Teenage pregnancy and early marriage is a big problem for us here.  For pregnant teenage girls, I do a vacuum extraction delivery using the kit from the Kambia Appeal, because the girls are not fully mature physically.  I perform an episiotomy and a vacuum delivery when there is no full second stage.  I use the vacuum kit on average for one delivery out of eight.  I last used it in November 2012, but it is now spoilt and needs to be replaced.

Rugiatu gave us three case study examples of how she has used skills learned from IHLFS training:

Case study: Gbalamuya PHU – Twin Delivery:

Last week I delivered twins successfully. At 6am a woman was brought to the PHU.  I did my examination and using my knowledge from the training course, I discovered that it was twins.  I had learned that I can work out if there are twins by listening above and then below the umbilicus. And how to detect if a baby is cephalic or breech. I know that with a twin delivery, I may need to resuscitate a baby, so I get my nurse ready.  At 12.30pm the woman is 6cm dilated but her bladder was full, so I inserted a catheter.   The first baby was a normal delivery and it cried immediately and there were no problems. The second baby, as it was coming, I could see its anus, so I knew it was breeched.  I remember the advise of “Hands off the breech”, and the baby was delivered.  I had to resuscitate the baby using the kit given by the Kambia Appeal.

Case Study Gbalamuya PHU – Post Partum Haemorrhage:

A woman came to the PHU, she already had 7 children, this was her 8th pregnancy. I did my examination and delivered the baby safely.  Ten minutes later PPH occurred. I was given misoprostal at the IHLFS training in November 12, so I inserted 4 tablets into the woman’s anus and this arrested the PPH. I kept the woman in for 2 days for observation and then discharged her. Without the IHLFS training I would not have been able to do anything, but I have the skills and equipment now and I use them and I succeed.

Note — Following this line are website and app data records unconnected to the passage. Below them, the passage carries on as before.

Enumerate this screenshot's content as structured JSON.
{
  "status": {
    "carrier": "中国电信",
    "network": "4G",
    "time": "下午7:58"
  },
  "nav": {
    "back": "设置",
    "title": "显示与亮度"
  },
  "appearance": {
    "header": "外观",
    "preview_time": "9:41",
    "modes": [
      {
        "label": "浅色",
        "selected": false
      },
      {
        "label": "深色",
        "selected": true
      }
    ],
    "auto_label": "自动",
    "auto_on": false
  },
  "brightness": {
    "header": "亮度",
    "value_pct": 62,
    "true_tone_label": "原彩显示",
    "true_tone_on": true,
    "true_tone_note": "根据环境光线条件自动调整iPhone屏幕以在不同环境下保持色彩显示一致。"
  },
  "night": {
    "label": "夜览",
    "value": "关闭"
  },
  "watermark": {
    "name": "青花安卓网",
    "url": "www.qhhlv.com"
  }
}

Case Study Gbalamuya PHU – Retained Placenta:

After the IHLFS training in November I went back to my PHU and a woman came in from Framoia town in Guinea. The woman had a full bladder. I was straight from the training. I examined the woman- temperature, blood pressure and pulse- these were all stable. I remembered that on the training they had taught us “vital signs are important- they can speak”. I diagnosed that the woman had a retained placenta. I felt that I could deal with this case at the PHU and I did not need to refer the woman to Kambia District Hospital. The nurse inserted a catheter, we gave a Noralgene injection to relax the muscles and opened an IV line and 10 minutes later we delivered the placenta. I observed the woman for 24 hours and then discharged her home.